HBO has become hackers’ latest entertainment industry target: attackers have breached the company’s servers, and they claim to have syphoned from them 1.5 terabytes of data.
The extent of the breach
The breach has been confirmed by HBO, who said that proprietary information, including some of their programming, was compromised as a result of the “cyber incident,” but did not specify what specific data was stolen.
According to Entertainment Weekly, the attackers have already leaked online unreleased episodes of Ballers and Room 104, and a script that seems to be that for the next episode of HBO’s mega-popular Game Of Thrones series.
The hackers, who do not seem interested in money but in hurting the company, have emailed many entertainment journalists and apparently shared a link to the leaked files. “Enjoy it & spread the words. Whoever spreads well, we will have an interview with him. HBO is falling,” they added.

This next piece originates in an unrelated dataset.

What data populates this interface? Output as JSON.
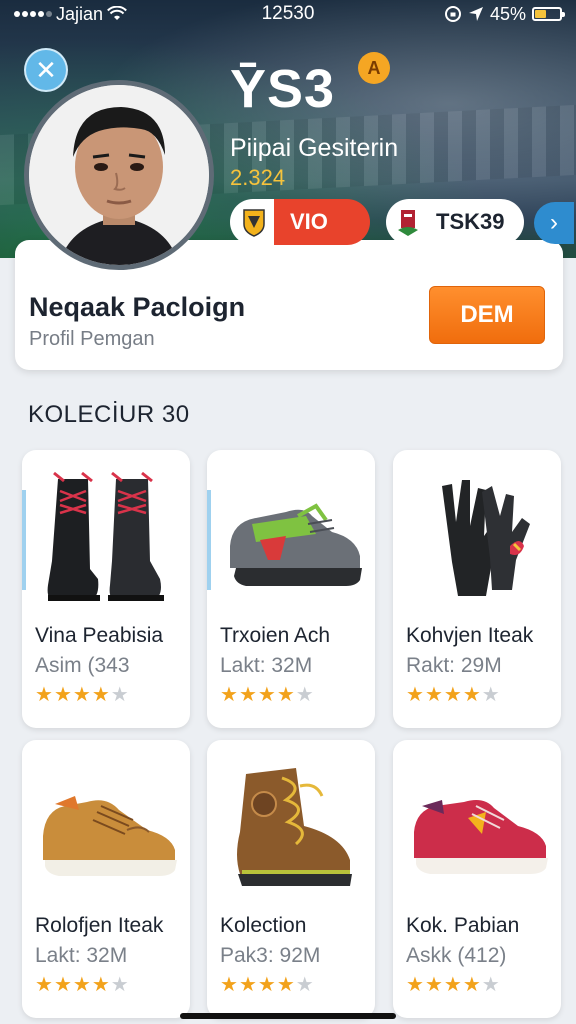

The hackers told Wired that they’ve penetrated HBO’s network and collected “files and films and scripts and so on.” They claim they have also exfiltrated a lot of information about HBO’s staff and other internal info. Whether this is true or not remains to be seen.

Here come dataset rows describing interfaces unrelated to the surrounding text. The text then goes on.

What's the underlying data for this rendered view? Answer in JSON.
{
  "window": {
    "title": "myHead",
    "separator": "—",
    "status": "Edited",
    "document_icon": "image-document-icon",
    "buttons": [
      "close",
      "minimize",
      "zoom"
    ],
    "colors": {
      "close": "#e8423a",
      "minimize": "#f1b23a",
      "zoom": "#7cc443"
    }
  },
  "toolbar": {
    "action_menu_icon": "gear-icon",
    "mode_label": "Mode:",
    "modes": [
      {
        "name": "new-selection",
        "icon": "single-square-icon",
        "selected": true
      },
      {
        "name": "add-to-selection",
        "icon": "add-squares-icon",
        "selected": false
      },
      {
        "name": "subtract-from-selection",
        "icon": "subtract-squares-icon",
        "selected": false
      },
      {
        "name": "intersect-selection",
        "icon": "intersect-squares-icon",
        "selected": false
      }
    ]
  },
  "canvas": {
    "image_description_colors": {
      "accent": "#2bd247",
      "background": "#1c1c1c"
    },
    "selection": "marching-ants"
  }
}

The scope of the breach is yet to be determined, but if what the attackers claim is true, this hack resembles more that of Sony (in 2014) than the more recent one resulted in the leakage of unreleased Orange Is The New Black episodes, stolen from post-production company Larson Studios.
HBO has called in outside cybersecurity firms to help with the investigation, and has notified law enforcement of the incident. HBO chairman and CEO Richard Plepler has notified HBO employees of the breach via email.
“Ever since the infamous attack on Sony Pictures, there is evidently an appreciation on the part of hackers for stealing high value content such as movies and TV shows,” noted Richard Stiennon, Chief Strategy Officer at Blancco Technology Group.
Fiinal production videos are a class of information and the theft of such information can lead to extraordinary losses, he pointed out, adding that content producers and all the parties involved in shooting, editing and post-production processing and distribution should be on high alert.
“They should immediately review their data governance policies and discover the weak links in protecting their content and shore up their defenses. An information governance policy should take into account where critical content resides at all times. That content should be protected even when it’s in the hands of third party service providers. To avoid these types of losses, this type of content and all files associated with it should be securely erased when it is no longer required,” he advised.